Now that the border to the former Yugoslav Republic of Macedonia has been closed, a humanitarian disaster is looming in Greece. Isn’t it the responsibility of the EU to react to prevent a further disaster?
Europe must not resolve its problems at the expense of a member state. In view of the continued large flow of refugees, we will therefore continue to stand by Greece’s side, just as the European Commission is doing everything in its power to help on the ground. In connection with the package we’re currently negotiating with Turkey, we also have to talk at European level about additional personnel and financial support for Greece. At the same time, however, Greece has to fulfil its obligations, for example when it comes to checking and fully registering the refugees. Although Greece has made crucial progress here, much remains to be done.

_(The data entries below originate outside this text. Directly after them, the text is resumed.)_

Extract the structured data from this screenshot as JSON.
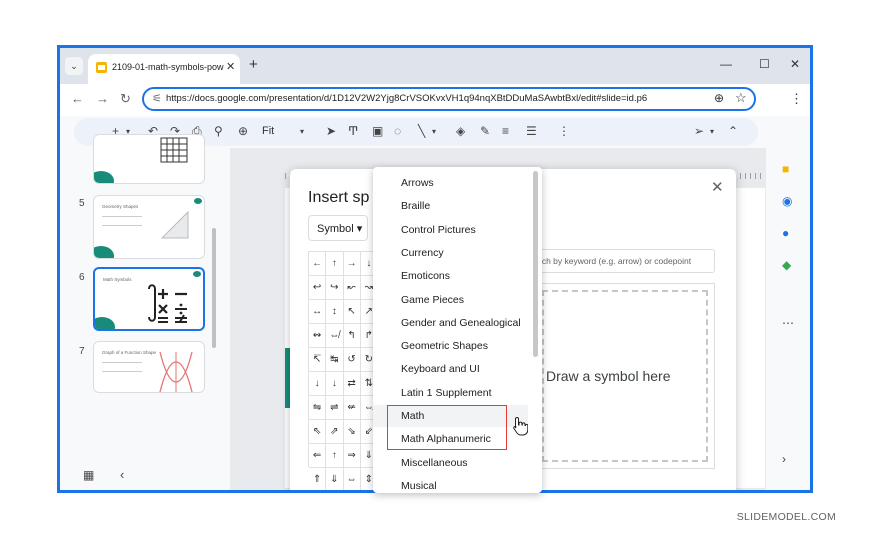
{
  "browser": {
    "tab_title": "2109-01-math-symbols-powerp",
    "tab_close": "✕",
    "new_tab": "+",
    "url": "https://docs.google.com/presentation/d/1D12V2W2Yjg8CrVSOKvxVH1q94nqXBtDDuMaSAwbtBxl/edit#slide=id.p6",
    "win_min": "—",
    "win_max": "☐",
    "win_close": "✕",
    "menu_kebab": "⋮"
  },
  "toolbar": {
    "zoom_label": "Fit"
  },
  "slides": [
    {
      "number": "",
      "title": ""
    },
    {
      "number": "5",
      "title": "Geometry Shapes"
    },
    {
      "number": "6",
      "title": "Math Symbols"
    },
    {
      "number": "7",
      "title": "Graph of a Function Shape"
    }
  ],
  "dialog": {
    "title": "Insert sp",
    "category": "Symbol",
    "search_placeholder": "rch by keyword (e.g. arrow) or codepoint",
    "draw_hint": "Draw a symbol here",
    "symbols": [
      "←",
      "↑",
      "→",
      "↓",
      "↩",
      "↪",
      "↜",
      "↝",
      "↔",
      "↕",
      "↖",
      "↗",
      "↭",
      "⇎",
      "↰",
      "↱",
      "↸",
      "↹",
      "↺",
      "↻",
      "↓",
      "↓",
      "⇄",
      "⇅",
      "⇋",
      "⇌",
      "⇍",
      "⇎",
      "⇖",
      "⇗",
      "⇘",
      "⇙",
      "⇐",
      "↑",
      "⇒",
      "⇓",
      "⇑",
      "⇓",
      "⇔",
      "⇕",
      "⇤",
      "⇥",
      "⇶",
      "⇷",
      "→",
      "↦",
      "→",
      "⇸"
    ]
  },
  "dropdown": {
    "items": [
      "Arrows",
      "Braille",
      "Control Pictures",
      "Currency",
      "Emoticons",
      "Game Pieces",
      "Gender and Genealogical",
      "Geometric Shapes",
      "Keyboard and UI",
      "Latin 1 Supplement",
      "Math",
      "Math Alphanumeric",
      "Miscellaneous",
      "Musical"
    ],
    "hovered": "Math"
  },
  "footer": {
    "brand": "SLIDEMODEL.COM"
  },
  "colors": {
    "accent": "#1a73e8",
    "highlight_box": "#e53935",
    "slide_teal": "#188b7b"
  }
}
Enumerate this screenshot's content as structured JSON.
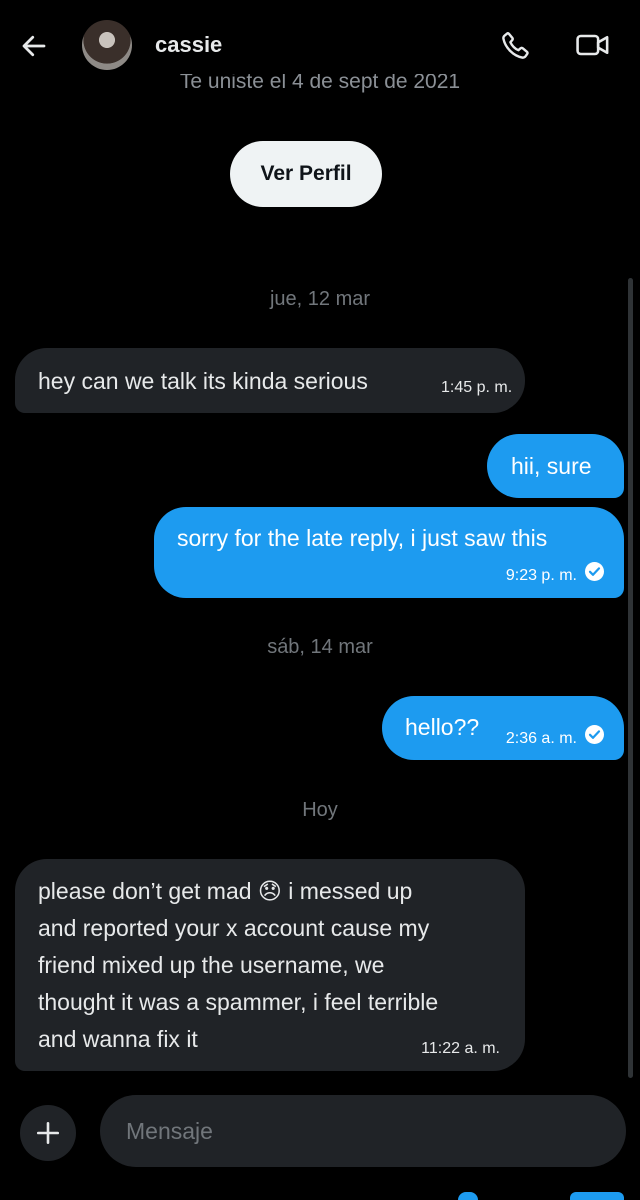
{
  "header": {
    "contact_name": "cassie",
    "joined_text": "Te uniste el 4 de sept de 2021",
    "icons": {
      "back": "arrow-left-icon",
      "call": "phone-icon",
      "video": "video-camera-icon"
    }
  },
  "profile_button": "Ver Perfil",
  "dates": {
    "first": "jue, 12 mar",
    "second": "sáb, 14 mar",
    "third": "Hoy"
  },
  "messages": [
    {
      "direction": "incoming",
      "text": "hey can we talk its kinda serious",
      "time": "1:45 p. m."
    },
    {
      "direction": "outgoing",
      "text": "hii, sure",
      "time": ""
    },
    {
      "direction": "outgoing",
      "text": "sorry for the late reply, i just saw this",
      "time": "9:23 p. m.",
      "read": true
    },
    {
      "direction": "outgoing",
      "text": "hello??",
      "time": "2:36 a. m.",
      "read": true
    },
    {
      "direction": "incoming",
      "lines": [
        "please don’t get mad 😞 i messed up",
        "and reported your x account cause my",
        "friend mixed up the username, we",
        "thought it was a spammer, i feel terrible",
        "and wanna fix it"
      ],
      "time": "11:22 a. m."
    }
  ],
  "composer": {
    "placeholder": "Mensaje",
    "add_icon": "plus-icon"
  },
  "colors": {
    "background": "#000000",
    "outgoing": "#1d9bf0",
    "incoming": "#202327"
  }
}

The NATO operation in the Aegean Sea has begun. Can five Alliance vessels monitor a maritime border stretching hundreds of miles, or is this the start of a larger-scale NATO operation?
This is a reconnaissance and monitoring operation and is intended, first and foremost, to aid the work of the coast guards of both countries and Frontex, so that action can be taken against illegal migration and criminal human trafficking rings. It’s a good sign that Greece and Turkey were also able to agree on this.
Even if all measures – hot spots, Frontex and NATO – can be launched, a Greece with closed borders nevertheless runs the risk of becoming a huge refugee camp for the EU as long as the refugees are not distributed among EU countries. How far advanced are the proposals or concrete plans to distribute refugees directly from Turkey?
We’ve already taken a considerable step forward with the EU Joint Action Plan with Turkey. It’s crucial now that Turkey fulfils its obligations and takes rigorous steps against human smuggling so that the flow of refugees from Turkey into the European Union diminishes. That’s the only way for us to make real progress. We’ll see at the negotiations on 7 March where we stand and what further options we have.
Two crises at the same time are at least one crisis too many for Greece. Can Athens hope for more understanding from Germany with regard to the implementation of the programme?
We Germans understand especially well the additional burden which the influx of refugees has placed on Greece. After all, we’re one of the main host countries. Within the framework of the negotiations with Turkey, we’ll also have to talk about the provision of additional support for Greece at European level. At the same time, however, the continued aim is to kick-start economic growth in Greece once more, thus creating new jobs. It’s therefore essential that Greece remains committed to the reform course. That’s in the interest of the Greek people. For it’s the only way to ensure long-term success.
In contrast to the sovereign debt crisis, Germany and Greece are now pulling in the same direction in the refugee crisis. What impact is this having on bilateral relations, which were greatly damaged during the sovereign debt crisis?
Greeks and Germans are united by a decades-long friendship and partnership within the European Union. I’m in constant contact with my Greek colleague Nikos Kotzias. We Germans and Greeks have built up so much mutual trust that, fortunately, we can talk frankly about everything. That’s not something to take for granted and is of great value, especially in the current crisis facing Europe.